By simply participating that day, I rode over 75% of the way to the top! Instead of focusing on what we did do though, we tend to be transfixed on what we didn’t achieve. We agonise over the opportunities missed, deals lost, time wasted, money gone instead of what we already have but take for granted. I’m sure you’re familiar with the adage ‘what we focus on we get more of’? I’m guessing if you’re anything like me you don’t want more rejection, debt, lost time or missed opportunities. So why focus on them?

Here’s a pro tip. Take a moment at the end of every day to make a mental list of the things you have achieved, obtained, improved, learned, experienced or advanced. Next, write them down somewhere you can refer back to later. Pretty soon you’ll have an incredibly powerful list of what you have done. Over time you’ll start seeing more of those things show up in your life and create a lasting state of gratefulness that’ll make you happier, calmer and more attractive to success. So go ahead, start embracing your failures and pretty soon you’ll be failing your way to the top!

Keep peddling,

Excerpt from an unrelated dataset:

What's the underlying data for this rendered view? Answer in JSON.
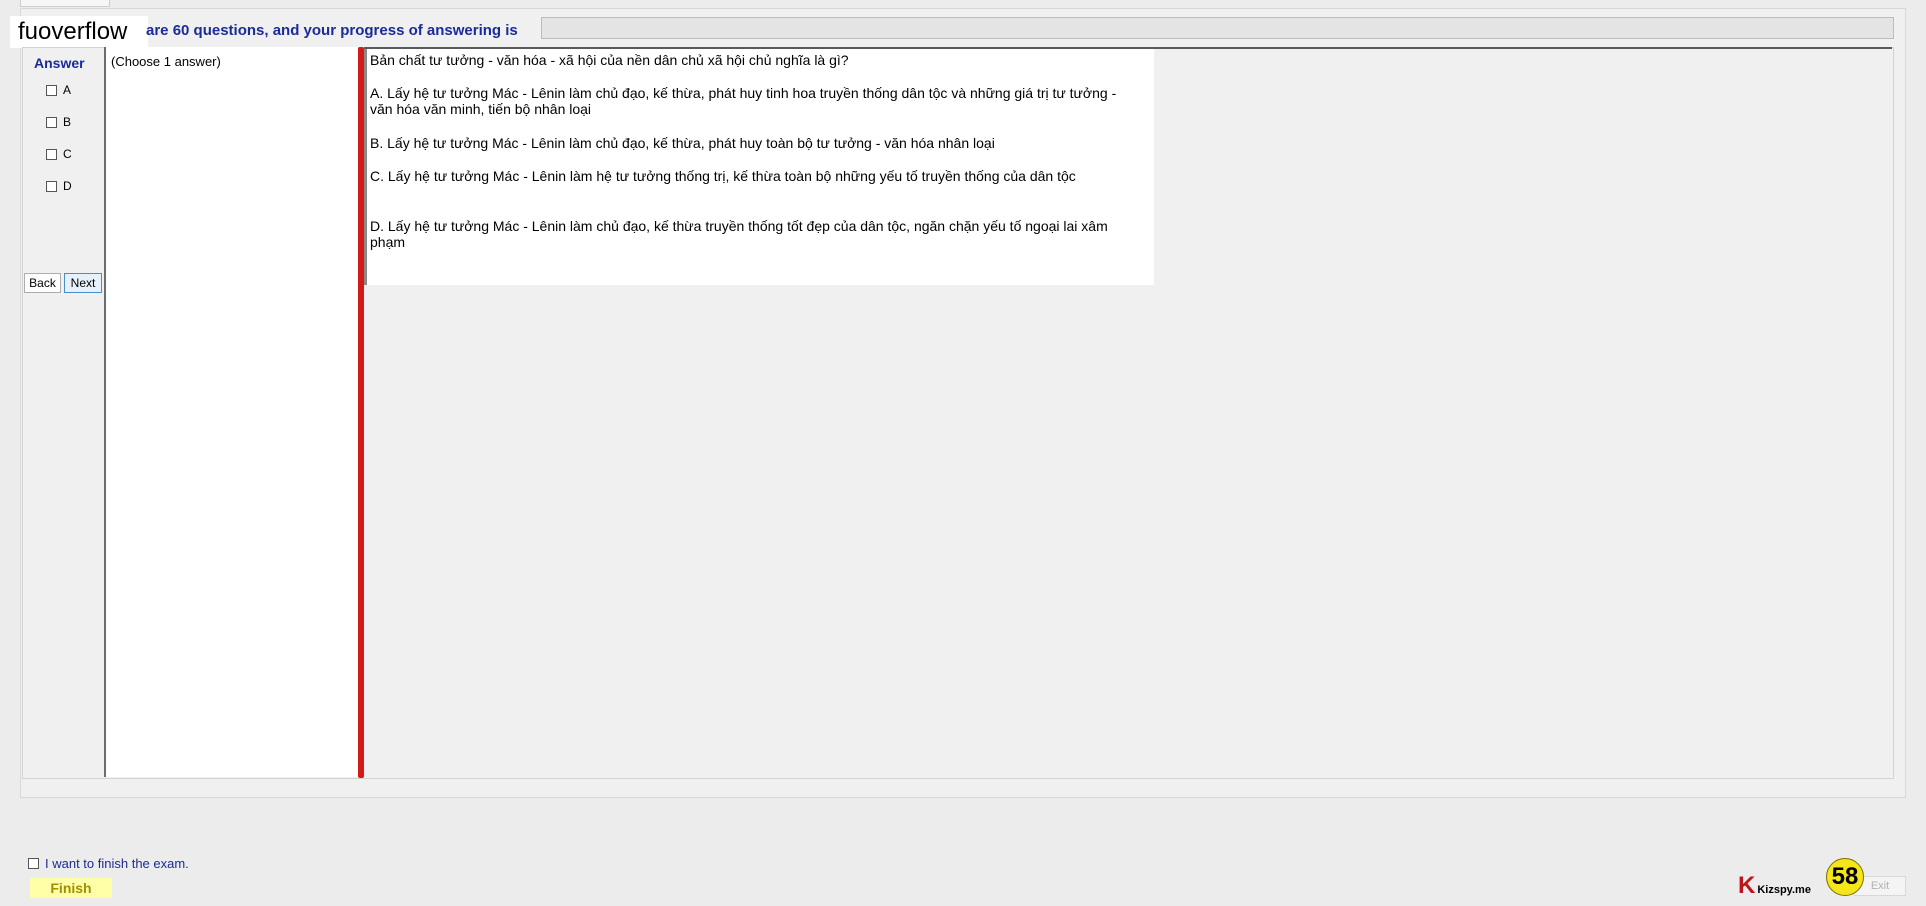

P.S. If you’re a cyclist (road, mountain or social, it doesn’t matter) you should join me on Strava. Simply download the app and create an account to start tracking your progress. You can use your smartphone to log your sessions and then share them with your friends around the globe. My Strava name is ‘Warrick Bidwell’ so go ahead and follow me and I’ll return the favour! Warrick